- Egyptian President Mohamed Morsy gives army authority to arrest civilians
- Morsy's top aide says troops have been deployed ahead of the vote
- In CNN interview, the aide blamed the upheaval on businessmen and the media
- The opposition is calling for new, nationwide protests ahead of Saturday's vote
A top aide to Egyptian President Mohamed Morsy blamed a small but powerful minority for the political upheaval that has plagued the country ahead of a planned constitutional referendum.
The country will vote Saturday on whether they approve or disapprove of a new constitution recently drafted.
The statements are the latest in a volley of accusations between Morsy's supporters and opponents, and they highlight a political crisis that at times has spilled into the streets, prompting the president to deploy troops and tanks to protect government buildings.
"You have the majority of the poor people, the simple, definitely for the president and for the constitution," Muhammad Rifaa al-Tahtawi, Morsy's chief of staff, told CNN on Sunday.
"You have a majority among the elite who are not for this constitution. Businessmen, media people. They are definitely a small minority, but powerful minority."
Al-Tahtawi's comments followed calls by the opposition for new, nationwide protests while accusing Morsy of risking a "violent confrontation" by moving forward with the scheduled vote Saturday.
But al-Tahtawi dismissed the threat, saying the issue would be decided by the people.
"If we do not manage to come to terms, let us go to the people," he said.
Even so, Morsy has authorized the army to help maintain security ahead of the vote, giving it the power to arrest civilians.
Al-Tahtawi told CNN the army will work with police to protect voters and government building's during voting.
"It is possible that we'll have problems. But if voters turn out en masse, I don't think there will be any violence," he said.
Opposition leader Mohamed ElBaradei told CNN's Christiane Amanpour on Monday that the groups opposing the constitution are still considering their response.
"We will either boycott or vote no," he said, calling the entire process illegitimate.
Last week, protesters marched almost every day on the presidential palace, which has been the scene of violent clashes pitting thousands of protesters -- for and against Morsy.

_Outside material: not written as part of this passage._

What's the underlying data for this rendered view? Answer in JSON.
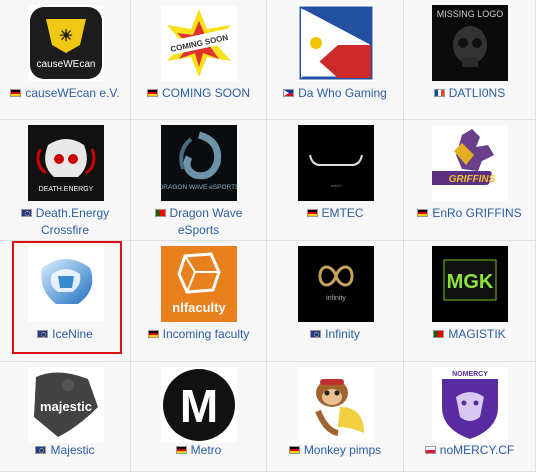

Egyptian authorities said at least six people have been killed in violent clashes in recent days, while the Muslim Brotherhood -- the group that backs Morsy -- has said eight of its members were killed.
More than two dozen Muslim Brotherhood offices, as well as its headquarters in Cairo, have been attacked.
The crisis erupted in late November when Morsy issued the edict allowing himself to run the country unchecked until a new constitution was drafted, a move that sat uncomfortably with many Egyptians who said it reminded them of ousted President Hosni Mubarak's rule.
Morsy had said the powers were necessary and temporary.
Anger about Morsy's move led to protesters reoccupying Tahrir Square, the scene of the Arab Spring uprising that saw Mubarak ousted in 2011. Thousands later protested outside the palace, where the opposition clashed with the Muslim Brotherhood.
The anger only grew when the Islamist-dominated Constitutional Assembly pushed through a draft despite the objections of the secular opposition, including some members who walked out in protest.
Morsy, who is backed by the Muslim Brotherhood's political party, has refused to delay the referendum, saying a constitution is essential for the fledgling democracy. The opposition, meanwhile, says the document does not represent all Egyptians.
The opposition has accused Islamists, predominantly the Muslim Brotherhood, of manipulating the poorer portions of the population, using a fear of God and religion to drive them to vote.
In an interview with CNN, al-Tahtawi, who also is backed by the Muslim Brotherhood, disagreed with the opposition's characterization, describing it as "part of the disease of the elite."
An independent judiciary has backed Morsy, finding that the referendum must be carried out on December 15 to meet a legal requirement.
Morsy canceled the edict that gave him virtually unchecked powers over the weekend, though he did not roll back the directives he put in place before it. Among the steps he took was setting the date of the constitutional referendum.
A coalition of Egyptian Islamic parties, including the Brotherhood, says it rejects any postponement of the vote. A countering coalition of Morsy's opponents, the National Salvation Front, called for protests Tuesday and Friday.